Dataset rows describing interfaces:
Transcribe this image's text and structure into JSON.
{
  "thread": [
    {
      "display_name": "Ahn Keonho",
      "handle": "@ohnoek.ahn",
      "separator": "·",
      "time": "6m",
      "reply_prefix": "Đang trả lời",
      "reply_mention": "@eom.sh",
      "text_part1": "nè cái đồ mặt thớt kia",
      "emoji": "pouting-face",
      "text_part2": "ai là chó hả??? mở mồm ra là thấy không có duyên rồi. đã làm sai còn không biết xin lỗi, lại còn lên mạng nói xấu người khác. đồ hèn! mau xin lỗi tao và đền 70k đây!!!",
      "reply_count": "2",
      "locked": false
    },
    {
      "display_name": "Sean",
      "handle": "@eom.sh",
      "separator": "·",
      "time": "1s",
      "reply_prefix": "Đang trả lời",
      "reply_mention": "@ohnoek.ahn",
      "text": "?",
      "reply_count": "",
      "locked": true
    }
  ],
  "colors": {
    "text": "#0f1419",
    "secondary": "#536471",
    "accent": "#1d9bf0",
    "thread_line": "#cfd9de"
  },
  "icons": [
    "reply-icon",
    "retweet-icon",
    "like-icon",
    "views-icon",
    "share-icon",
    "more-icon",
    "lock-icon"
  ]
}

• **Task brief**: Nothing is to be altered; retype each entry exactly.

• **Task result**:
Transcribe this image's text and structure into JSON.
{
  "thread": [
    {
      "display_name": "Ahn Keonho",
      "handle": "@ohnoek.ahn",
      "separator": "·",
      "time": "6m",
      "reply_prefix": "Đang trả lời",
      "reply_mention": "@eom.sh",
      "text_part1": "nè cái đồ mặt thớt kia",
      "emoji": "pouting-face",
      "text_part2": "ai là chó hả??? mở mồm ra là thấy không có duyên rồi. đã làm sai còn không biết xin lỗi, lại còn lên mạng nói xấu người khác. đồ hèn! mau xin lỗi tao và đền 70k đây!!!",
      "reply_count": "2",
      "locked": false
    },
    {
      "display_name": "Sean",
      "handle": "@eom.sh",
      "separator": "·",
      "time": "1s",
      "reply_prefix": "Đang trả lời",
      "reply_mention": "@ohnoek.ahn",
      "text": "?",
      "reply_count": "",
      "locked": true
    }
  ],
  "colors": {
    "text": "#0f1419",
    "secondary": "#536471",
    "accent": "#1d9bf0",
    "thread_line": "#cfd9de"
  },
  "icons": [
    "reply-icon",
    "retweet-icon",
    "like-icon",
    "views-icon",
    "share-icon",
    "more-icon",
    "lock-icon"
  ]
}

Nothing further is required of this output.